** Opening Material shown block **

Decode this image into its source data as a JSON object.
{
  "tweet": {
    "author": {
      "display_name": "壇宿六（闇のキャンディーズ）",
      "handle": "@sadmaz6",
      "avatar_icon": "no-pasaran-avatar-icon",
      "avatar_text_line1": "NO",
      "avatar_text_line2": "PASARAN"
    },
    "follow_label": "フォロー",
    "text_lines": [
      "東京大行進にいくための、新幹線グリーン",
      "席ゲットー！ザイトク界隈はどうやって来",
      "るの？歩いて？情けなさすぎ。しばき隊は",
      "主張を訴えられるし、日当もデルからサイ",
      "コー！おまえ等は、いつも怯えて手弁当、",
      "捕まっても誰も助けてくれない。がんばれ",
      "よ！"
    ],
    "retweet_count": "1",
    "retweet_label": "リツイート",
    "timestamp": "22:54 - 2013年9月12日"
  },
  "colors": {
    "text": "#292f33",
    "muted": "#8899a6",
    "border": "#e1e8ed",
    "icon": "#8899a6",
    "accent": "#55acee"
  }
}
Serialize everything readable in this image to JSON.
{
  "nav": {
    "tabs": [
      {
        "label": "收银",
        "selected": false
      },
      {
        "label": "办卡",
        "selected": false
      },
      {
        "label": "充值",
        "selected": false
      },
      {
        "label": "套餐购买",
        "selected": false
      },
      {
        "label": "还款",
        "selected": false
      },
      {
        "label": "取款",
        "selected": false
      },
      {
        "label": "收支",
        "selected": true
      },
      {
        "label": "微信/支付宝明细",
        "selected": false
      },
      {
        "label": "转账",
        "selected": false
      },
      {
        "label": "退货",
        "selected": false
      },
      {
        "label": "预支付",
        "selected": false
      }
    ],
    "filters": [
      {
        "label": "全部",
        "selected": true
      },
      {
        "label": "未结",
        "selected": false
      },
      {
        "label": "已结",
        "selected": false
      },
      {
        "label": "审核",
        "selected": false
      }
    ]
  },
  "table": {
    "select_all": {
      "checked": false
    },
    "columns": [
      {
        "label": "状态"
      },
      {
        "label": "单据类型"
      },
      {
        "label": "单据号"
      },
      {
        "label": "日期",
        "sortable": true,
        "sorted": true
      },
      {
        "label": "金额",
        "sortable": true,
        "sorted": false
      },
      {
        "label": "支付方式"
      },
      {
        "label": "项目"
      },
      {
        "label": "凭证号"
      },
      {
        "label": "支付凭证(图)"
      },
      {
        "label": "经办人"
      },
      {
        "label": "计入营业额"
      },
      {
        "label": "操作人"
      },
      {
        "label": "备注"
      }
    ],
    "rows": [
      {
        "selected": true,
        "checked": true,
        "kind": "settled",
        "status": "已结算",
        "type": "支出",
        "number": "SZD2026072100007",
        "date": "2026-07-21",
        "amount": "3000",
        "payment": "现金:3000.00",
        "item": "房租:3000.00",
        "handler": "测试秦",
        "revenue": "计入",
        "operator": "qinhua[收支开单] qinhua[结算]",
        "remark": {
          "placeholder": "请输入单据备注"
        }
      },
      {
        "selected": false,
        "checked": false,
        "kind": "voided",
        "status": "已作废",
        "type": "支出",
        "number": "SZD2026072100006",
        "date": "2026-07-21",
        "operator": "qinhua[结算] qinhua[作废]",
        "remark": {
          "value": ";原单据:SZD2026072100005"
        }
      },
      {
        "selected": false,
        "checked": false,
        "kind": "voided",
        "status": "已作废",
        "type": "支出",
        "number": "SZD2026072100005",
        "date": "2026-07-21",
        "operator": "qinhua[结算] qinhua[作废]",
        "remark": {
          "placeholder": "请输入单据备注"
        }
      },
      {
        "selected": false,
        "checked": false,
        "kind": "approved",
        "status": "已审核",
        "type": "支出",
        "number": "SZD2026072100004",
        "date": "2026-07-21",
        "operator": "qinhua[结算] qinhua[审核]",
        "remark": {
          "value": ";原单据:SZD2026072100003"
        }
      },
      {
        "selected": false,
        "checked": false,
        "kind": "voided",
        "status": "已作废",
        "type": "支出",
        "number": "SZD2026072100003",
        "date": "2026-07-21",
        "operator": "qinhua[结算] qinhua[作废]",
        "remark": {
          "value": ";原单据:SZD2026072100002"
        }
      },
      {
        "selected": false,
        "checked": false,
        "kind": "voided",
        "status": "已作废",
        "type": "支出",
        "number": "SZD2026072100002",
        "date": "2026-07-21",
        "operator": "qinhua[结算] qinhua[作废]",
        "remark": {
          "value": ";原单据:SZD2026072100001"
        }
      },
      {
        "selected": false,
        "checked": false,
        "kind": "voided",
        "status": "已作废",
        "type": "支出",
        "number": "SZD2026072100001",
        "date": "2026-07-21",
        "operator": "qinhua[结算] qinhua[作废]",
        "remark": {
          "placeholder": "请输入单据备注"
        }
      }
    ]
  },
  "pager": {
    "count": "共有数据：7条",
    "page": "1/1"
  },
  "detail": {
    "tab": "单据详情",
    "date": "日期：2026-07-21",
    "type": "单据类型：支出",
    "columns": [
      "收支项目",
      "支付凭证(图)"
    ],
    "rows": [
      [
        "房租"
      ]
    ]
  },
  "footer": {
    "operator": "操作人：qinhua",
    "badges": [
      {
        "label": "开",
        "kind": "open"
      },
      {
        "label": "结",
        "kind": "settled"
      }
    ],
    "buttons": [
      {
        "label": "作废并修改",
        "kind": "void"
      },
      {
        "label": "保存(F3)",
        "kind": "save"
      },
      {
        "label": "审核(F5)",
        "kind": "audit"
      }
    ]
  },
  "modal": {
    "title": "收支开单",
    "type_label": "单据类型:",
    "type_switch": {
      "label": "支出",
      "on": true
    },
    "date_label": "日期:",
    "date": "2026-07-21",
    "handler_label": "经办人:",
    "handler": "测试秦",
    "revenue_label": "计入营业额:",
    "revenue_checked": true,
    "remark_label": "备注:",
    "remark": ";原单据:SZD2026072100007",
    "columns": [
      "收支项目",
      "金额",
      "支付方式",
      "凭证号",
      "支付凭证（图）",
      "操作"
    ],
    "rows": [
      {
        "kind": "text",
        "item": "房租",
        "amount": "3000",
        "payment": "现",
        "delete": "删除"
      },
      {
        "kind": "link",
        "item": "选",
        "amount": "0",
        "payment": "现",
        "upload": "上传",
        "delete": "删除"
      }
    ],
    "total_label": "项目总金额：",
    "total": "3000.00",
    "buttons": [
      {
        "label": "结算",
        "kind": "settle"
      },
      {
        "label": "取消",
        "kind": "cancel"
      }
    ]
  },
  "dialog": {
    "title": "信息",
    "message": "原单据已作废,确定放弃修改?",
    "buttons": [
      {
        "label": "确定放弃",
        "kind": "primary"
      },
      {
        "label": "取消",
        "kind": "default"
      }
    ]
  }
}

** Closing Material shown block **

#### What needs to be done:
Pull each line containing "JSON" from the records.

#### Solution to the exercise:
Decode this image into its source data as a JSON object.
Serialize everything readable in this image to JSON.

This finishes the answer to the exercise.